behind TMC. A large number of people who would not have voted for TMC, did so because it was the best way to keep at bay the forces of obscurantism, majoritatrianism and authoritarianism. To some extent, too, it was a vote for a minimal amount of decency in public life. It was also an assertion of Bengal’s exceptionalism, mistakenly written off by numerous commentators.
Another reason for seeing the glass as half empty is BJP’s desperation to win Bengal, which led it to throw the kitchen sink at the TMC. In the sink, of course, was the Election Commission of India (ECI), by now reduced to an extra-legal wing of BJP, and all manner of law-enforcement agencies.
But, thereby hangs a tale. Though ECI, as alleged by TMC, managed to “fudge” the Nandigram result, in trying to pay obeisance at the durbar of Prime Minister Narendra Modi and Union Home Minister Amit Shah, it actually ended up helping TMC.
Mamata Banerjee’s loss in Nandigram, even if sustained through due processes that are not so ‘due’ anymore, will not hurt much for two reasons. First, the widespread public perception that there was foul
play. Second, all Banerjee needs to do is get elected from one of the two constituencies in which the elections have been countermanded because of the deaths of two candidates.
On the other side, the ECI’s partisanship hardened the perception that BJP is a party of interlopers using its massive financial resources and its complete, and illegitimate, control of government agencies,
including bodies supposed to be autonomous, to win Bengal. The biggest – and dumbest – decision was to hold the Bengal elections over five weeks and eight phases.
This was clearly meant to give Modi, Amit Shah and assorted sidekicks like BJP president JP Nadda and the malignant Ajay Mohan Bisht, aka Yogi Adityanath, the chief minister of Uttar Pradesh, enough time to
carpet bomb Bengal with meetings and rallies.
This gave wings to TMC’s repeated charge that BJP was a party of outsiders, with no understanding of the Bengali ethos or any connect with Bengal. Repeated gaffes reinforced this perception, while it
exposed the lack of talent the BJP had in the state.
The ECI’s intransigence in sticking to what amounted to a ‘lunatic’ schedule in the first place when the second wave of the COVID-19 pandemic started flattening the entire country, was a colossal own goal. It strengthened the impression that all ECI cared about was that its puppeteers should win the state and the cost in human lives and suffering was scarcely worth counting.
The state election commission in Uttar Pradesh has done practically the same thing by holding panchayat elections over four phases and a fortnight – April 15-29 – in the middle of an even more devastating surge of infections. One hopes BJP will pay the price there as well.

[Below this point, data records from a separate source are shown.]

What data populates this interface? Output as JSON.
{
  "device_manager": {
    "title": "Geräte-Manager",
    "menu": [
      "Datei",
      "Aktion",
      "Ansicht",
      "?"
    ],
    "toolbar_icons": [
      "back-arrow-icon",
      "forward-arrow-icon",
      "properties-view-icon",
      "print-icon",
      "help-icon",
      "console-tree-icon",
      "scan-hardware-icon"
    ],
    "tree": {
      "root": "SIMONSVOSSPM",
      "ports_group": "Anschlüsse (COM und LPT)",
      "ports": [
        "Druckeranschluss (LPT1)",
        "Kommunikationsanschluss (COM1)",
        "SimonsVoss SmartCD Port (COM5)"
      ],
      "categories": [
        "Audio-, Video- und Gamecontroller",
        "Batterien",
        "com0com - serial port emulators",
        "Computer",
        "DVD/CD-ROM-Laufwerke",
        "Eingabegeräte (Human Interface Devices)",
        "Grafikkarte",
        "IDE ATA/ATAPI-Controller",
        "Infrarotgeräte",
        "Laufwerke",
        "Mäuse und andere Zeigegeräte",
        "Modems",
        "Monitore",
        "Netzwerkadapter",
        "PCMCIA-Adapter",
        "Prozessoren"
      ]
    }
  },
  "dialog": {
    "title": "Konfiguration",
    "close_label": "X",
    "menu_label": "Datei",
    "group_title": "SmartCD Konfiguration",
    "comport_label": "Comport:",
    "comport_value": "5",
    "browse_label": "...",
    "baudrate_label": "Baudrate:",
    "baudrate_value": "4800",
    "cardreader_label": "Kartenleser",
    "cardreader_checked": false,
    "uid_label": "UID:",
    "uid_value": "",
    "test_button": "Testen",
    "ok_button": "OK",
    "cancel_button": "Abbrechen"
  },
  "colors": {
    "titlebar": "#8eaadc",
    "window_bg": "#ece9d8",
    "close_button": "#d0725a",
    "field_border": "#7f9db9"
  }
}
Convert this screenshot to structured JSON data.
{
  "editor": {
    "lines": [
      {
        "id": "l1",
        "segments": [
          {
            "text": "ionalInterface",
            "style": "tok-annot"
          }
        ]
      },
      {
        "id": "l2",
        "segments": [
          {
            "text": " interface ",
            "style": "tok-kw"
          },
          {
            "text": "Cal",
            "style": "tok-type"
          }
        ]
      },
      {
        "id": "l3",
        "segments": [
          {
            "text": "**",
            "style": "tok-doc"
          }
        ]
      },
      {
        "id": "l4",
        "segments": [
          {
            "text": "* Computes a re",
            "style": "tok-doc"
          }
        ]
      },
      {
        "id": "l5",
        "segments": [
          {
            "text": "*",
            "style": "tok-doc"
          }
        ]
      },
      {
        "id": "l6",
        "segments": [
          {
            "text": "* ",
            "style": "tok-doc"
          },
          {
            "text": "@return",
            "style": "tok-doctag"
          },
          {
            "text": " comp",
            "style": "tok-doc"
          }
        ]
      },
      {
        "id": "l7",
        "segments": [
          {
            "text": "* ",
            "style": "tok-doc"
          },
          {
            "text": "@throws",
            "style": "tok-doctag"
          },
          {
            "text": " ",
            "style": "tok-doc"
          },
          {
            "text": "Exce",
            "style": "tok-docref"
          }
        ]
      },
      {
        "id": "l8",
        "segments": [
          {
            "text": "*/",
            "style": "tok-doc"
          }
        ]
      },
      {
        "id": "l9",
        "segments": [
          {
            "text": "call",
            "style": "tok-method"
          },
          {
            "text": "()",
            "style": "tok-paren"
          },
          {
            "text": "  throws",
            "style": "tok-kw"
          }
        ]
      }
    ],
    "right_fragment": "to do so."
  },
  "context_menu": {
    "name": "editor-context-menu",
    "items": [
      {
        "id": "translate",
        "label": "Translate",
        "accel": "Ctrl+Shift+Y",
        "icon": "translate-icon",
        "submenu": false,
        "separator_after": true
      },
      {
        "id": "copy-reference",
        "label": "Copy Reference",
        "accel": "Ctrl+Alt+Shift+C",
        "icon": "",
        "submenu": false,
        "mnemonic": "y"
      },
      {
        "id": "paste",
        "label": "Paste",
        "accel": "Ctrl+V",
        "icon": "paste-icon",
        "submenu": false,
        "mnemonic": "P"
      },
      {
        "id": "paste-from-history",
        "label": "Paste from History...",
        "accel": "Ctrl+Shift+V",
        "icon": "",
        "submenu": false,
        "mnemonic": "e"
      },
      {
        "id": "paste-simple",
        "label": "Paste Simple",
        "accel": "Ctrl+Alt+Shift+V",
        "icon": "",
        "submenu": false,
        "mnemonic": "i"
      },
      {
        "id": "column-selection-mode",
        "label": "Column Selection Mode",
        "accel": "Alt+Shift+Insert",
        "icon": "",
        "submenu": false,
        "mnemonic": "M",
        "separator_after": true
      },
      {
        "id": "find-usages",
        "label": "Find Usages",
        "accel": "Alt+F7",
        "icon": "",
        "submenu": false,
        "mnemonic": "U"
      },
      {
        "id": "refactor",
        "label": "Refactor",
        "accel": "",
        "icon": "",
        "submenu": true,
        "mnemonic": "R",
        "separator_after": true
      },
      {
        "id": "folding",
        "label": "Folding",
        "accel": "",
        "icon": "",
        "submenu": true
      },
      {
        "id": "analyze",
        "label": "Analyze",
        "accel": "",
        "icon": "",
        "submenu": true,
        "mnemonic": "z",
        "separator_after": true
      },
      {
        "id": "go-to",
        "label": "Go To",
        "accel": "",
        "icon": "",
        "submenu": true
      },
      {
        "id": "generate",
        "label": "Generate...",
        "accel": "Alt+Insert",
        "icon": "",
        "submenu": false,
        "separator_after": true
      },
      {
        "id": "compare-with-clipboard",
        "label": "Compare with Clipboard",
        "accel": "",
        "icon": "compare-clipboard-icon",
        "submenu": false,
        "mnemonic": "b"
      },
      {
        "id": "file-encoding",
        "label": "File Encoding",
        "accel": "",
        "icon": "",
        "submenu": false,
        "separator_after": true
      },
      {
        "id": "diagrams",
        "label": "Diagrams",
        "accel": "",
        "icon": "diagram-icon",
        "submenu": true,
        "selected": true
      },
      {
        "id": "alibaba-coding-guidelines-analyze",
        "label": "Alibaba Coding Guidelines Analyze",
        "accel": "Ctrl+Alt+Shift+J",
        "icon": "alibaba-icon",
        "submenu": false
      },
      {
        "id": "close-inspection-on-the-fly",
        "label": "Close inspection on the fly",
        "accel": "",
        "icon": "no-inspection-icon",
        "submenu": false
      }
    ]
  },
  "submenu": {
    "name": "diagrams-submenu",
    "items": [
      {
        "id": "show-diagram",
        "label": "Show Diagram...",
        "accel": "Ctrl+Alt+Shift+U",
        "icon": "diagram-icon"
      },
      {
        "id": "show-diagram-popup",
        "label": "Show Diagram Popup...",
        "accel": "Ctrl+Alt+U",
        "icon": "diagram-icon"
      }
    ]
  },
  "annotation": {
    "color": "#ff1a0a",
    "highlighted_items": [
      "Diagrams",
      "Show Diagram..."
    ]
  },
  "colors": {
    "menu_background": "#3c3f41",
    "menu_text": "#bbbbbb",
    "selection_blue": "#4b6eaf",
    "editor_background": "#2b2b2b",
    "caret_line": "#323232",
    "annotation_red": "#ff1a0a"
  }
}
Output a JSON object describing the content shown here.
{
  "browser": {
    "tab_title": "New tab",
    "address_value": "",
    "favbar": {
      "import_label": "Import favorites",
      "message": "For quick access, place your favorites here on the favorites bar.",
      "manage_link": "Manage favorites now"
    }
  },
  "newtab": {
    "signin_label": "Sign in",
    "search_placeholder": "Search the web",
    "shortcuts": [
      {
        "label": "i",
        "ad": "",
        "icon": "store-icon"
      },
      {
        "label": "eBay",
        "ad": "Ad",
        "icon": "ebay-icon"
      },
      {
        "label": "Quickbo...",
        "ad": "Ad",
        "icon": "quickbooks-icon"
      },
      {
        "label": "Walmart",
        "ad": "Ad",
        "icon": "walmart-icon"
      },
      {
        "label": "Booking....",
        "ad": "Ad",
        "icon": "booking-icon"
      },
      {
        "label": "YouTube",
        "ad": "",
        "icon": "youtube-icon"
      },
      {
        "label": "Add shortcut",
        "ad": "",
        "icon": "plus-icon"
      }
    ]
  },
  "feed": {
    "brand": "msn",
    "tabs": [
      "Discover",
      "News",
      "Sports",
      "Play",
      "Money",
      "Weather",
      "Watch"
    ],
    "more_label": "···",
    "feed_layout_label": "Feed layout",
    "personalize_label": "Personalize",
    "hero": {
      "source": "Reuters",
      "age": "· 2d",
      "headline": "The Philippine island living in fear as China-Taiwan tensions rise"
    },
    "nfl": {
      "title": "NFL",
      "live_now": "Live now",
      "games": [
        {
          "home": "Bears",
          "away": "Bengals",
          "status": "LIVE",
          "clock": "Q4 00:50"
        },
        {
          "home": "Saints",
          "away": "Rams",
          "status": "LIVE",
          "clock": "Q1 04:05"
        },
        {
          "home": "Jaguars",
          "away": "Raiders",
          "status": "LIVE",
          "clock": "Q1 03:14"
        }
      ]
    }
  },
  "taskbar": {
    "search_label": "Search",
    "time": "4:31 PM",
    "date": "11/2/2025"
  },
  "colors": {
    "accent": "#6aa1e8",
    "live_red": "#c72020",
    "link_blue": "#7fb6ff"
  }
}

In the end, of course, it was the BJP flagellating itself. The interminable commuting between Delhi and Bengal indulged in by the duumvirate, allowing official work like pandemic-control pile up in their in-trays, the fatigue of listening the same blather in a language often not familiar and otherwise murdered for no good reason, took the game away from the Hindutva peddlers.
It would, however, be too facile to read this election as an anti-BJP vote. The scale of the victory suggests that Banerjee’s emphasis on promoting a kind of welfare-oriented policy in the guise of a constructive populism helped her cement her standing with the citizenry. But she will have to institutionalise this trend, instead of using it as an electoral fallback option.
Finally, we should take heed of the new polarisation. The complete decimation of the Left Front and the Congress and their replacement by BJP is very bad news. It is incumbent on both to treat this as a
cautionary tale. They must forge new beginnings, whatever it takes.
The writer is an independent journalist and researcher. The views are personal.